Andreas Murray is an industrial designer at Oslo, Norway-based Permafrost designstudio. He’s one of four partners at the firm that, together, has done product design, furniture, interiors, graphic design and packaging. We meant to ask Andreas 2 or (3…) questions, but in the end his answer to our single question covered what we wanted to know about Offshore, Shipping & Archipelago and Heartland – collections of wooden toys that straddle the line between kids playtoy and collectible art. Not surprising that the first set was commissioned by an art museum.
MOCO: Your studio is known for a series of wooden toys with a distinct aesthetic, on the surface a combination of industry and playfulness. Was that the intent? Or is something else informing the design?
Murray: Our first set of wooden toys, the Offshore set, started as a request from the Louisiana art museum in Denmark in 2012. By that time we had been playing with the idea to implement the iconic shape of the oil rig, with its industrial beauty in a project. Due to the limited space offered by the museum, accompanied with the short deadline, the wooden toy set became our produceable answer to the task ‘New Nordic Identity’. The contrast between the oil producing factory placed far out in the clean nordic nature makes it symbolic when presented as toys.
Offshore rig and tanker from the Offshore collection

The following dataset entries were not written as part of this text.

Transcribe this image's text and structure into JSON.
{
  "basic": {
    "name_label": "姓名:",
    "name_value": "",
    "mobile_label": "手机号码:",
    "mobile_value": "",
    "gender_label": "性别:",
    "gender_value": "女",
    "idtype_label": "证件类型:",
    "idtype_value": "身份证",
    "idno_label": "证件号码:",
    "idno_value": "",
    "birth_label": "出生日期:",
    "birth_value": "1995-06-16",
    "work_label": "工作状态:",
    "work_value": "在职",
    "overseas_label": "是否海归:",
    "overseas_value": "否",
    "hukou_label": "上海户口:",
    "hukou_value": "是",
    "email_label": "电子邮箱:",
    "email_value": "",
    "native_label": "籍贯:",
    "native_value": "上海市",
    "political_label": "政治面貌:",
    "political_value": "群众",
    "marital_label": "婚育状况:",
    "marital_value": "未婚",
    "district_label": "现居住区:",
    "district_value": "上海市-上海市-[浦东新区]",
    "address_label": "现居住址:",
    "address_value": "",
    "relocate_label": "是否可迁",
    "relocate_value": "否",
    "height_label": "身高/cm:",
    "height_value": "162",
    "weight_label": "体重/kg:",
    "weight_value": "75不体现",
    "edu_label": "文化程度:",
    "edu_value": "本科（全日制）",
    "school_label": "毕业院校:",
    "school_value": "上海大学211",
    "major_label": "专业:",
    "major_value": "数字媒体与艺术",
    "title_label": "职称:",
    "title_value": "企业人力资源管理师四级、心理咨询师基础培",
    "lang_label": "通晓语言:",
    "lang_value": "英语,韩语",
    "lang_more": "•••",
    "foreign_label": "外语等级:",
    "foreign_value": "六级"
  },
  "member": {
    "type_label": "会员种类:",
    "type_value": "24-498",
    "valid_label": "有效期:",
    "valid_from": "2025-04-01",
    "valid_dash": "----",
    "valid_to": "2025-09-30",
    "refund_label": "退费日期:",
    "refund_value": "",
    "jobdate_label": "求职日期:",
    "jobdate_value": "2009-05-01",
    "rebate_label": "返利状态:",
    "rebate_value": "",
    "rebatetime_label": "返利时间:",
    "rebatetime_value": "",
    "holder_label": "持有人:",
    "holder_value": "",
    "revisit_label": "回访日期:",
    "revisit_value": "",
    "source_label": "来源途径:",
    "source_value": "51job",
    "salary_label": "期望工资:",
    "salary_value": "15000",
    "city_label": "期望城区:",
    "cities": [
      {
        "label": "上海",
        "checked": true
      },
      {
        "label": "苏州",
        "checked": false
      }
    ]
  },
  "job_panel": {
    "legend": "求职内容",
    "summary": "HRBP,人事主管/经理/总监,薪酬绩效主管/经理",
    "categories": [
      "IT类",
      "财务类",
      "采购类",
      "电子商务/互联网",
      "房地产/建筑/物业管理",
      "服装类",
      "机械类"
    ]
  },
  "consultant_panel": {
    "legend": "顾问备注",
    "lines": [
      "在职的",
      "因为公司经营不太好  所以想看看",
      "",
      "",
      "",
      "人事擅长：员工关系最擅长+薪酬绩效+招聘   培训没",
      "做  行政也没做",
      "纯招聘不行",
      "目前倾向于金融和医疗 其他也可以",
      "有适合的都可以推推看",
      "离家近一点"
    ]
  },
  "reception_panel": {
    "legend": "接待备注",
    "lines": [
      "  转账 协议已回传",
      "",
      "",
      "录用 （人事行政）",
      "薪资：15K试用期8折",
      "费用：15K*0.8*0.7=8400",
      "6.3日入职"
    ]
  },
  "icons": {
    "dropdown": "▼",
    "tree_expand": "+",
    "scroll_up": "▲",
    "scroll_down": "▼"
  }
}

For the design process it all starts with simple hand sketched concepts. When deciding what concept to refine, work starts with making all parts as simple as possible, but still retaining a distinct personality with this few shapes. Still the remaining shapes is carefully and thoroughly treated with many iterations until we are satisfied with both the single parts and the whole set as a product. You can also see it from the production side, that for example the ‘eyes’ are one single milled shape, and that all parts are whole, the line unbroken.
Vessels from the Shipping & Archipelago collection
The universe of toys expanded naturally, almost impossible to stop. When seeing the oil tanker alone, the idea to make at set of five waterborne vessels emerged, and giving these boats different personalities was great fun. The aesthetic concept is most visible with the submarine, consisting of only two rounded parts with drilled holes, still presenting a curious yet threatening character. Actually I was asked by a fellow designer if we were the ones selling the half submarine.
Fishing boat and island from the Shipping & Archipelago collection
Then the small fishing boat was the start of the Archipelago set, imaging the idyllic nordic coastline, but when mixed with the Offshore set it pictures a piece of Norwegian contrast. The islands started the idea for a set only published once, the Heartland, turned into idyllic green hills with trees and a small house. Only interrupted by a pick-up car travelling around.
100 Racer from the 100serie exhibition
This is a long story, but the pick-up car was the start for prototypes of a set with five different cars. One of these was the racer which we ended up in the 100serie exhibition as the 100 Racer. So the circle is in a way closed by these two exhibitions.